Sometimes when there is a new person in my class who is struggling with the choreography, I try to help her during the class from my place in the front.  One of two things often happens:  either I’m shouting “RIGHT foot, RIGHT foot….” and the person, very intent on the movement, is just not hearing me, or I (belatedly) realize I am indicating the WRONG foot and it’s a good thing she really wasn’t listening.

I try to deliver the “right” message.  Sometimes I’m not heard at all.  Other times, I’m wrong.  Whether I’m right or wrong, though, it feels really good to be heard. 

In life, as in dance, when I am understood, the validation goes both ways -- I feel validated and so do you.  We understand each other.

Often we don’t hear what another person is telling us.  Maybe it’s because we are focused on thinking about something else or maybe we are thinking about how we are going to retort, rather than really listening.  There’s also the chance that we don’t want to hear or simply can’t absorb what another is trying to communicate.

I remember this from the sitcom Malcolm in the Middle:  The youngest son, Dewey, has just seen a television ad about a toy he wants.  He asks his mom, Lois, if she’ll get it for him. 
Lois says, “No, sorry, Dewey.”  In his mind’s eye, Dewey sees Lois saying instead, “Hmmmmm.  I don’t know.  Ask me again.”

Dewey asks again.  This time Lois says, “I said no, Dewey.  It’s too expensive.”  What Dewey hears is, “Gee.  Maybe.  Ask me again.  Louder.”

And so on.

I remember being in a serious relationship that was stormy.  (I take equal responsibility for this.)  I wanted to convey to my partner that I wasn’t happy and that I didn’t want to live the way we were living.  I was trying to initiate change in the relationship.  It felt like I was banging my head on a brick wall over and over again.  I knew I was not being heard, but kept at it.  I got tired of hearing the sound of my own voice.  I’m sure he was, too, but I have a long fuse, so I stuck with this relationship. 
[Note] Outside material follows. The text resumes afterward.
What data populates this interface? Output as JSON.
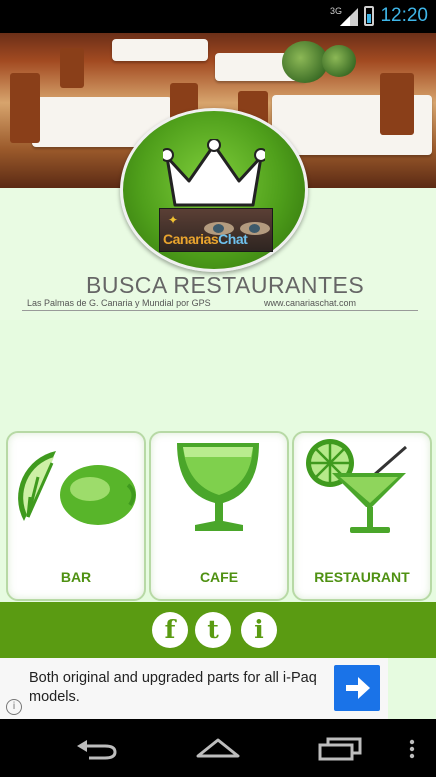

But then, tired of speaking just to move the air around, I turned a corner.  Once you turn that corner, you can’t go back.  You are just, profoundly, done.  

When all efforts brought the same results, finally, I had to leave and I said so. 

His reaction was, “What??!  You’re leaving me???? Why????”



Ask the neighbors.

We are only responsible for how and what message we send another.  We can’t take responsibility for how that person receives it.  

There’s a part of us that knows when a person is not receiving our communication and we want to take hold of that person and throttle him until he listens.  (I told you it was a stormy relationship.)  

But we can’t.  Or we can try, but that’s a whole lot of head-banging for nothing.

No matter how much you love another person, or how much chemistry there may be, when you can’t hear each other and then, further, believe what you’re hearing, there is a corner that will be turned.

Hearing each other -- really perceiving what is being communicated -- is what makes us peaceful and happy together.  Once we understand, there could still be problems to surmount, but the struggle is half over when we’ve really listened.

If you can truly hear the music, whether it’s just in your head or blaring from a speaker -- that’s when you can really dance.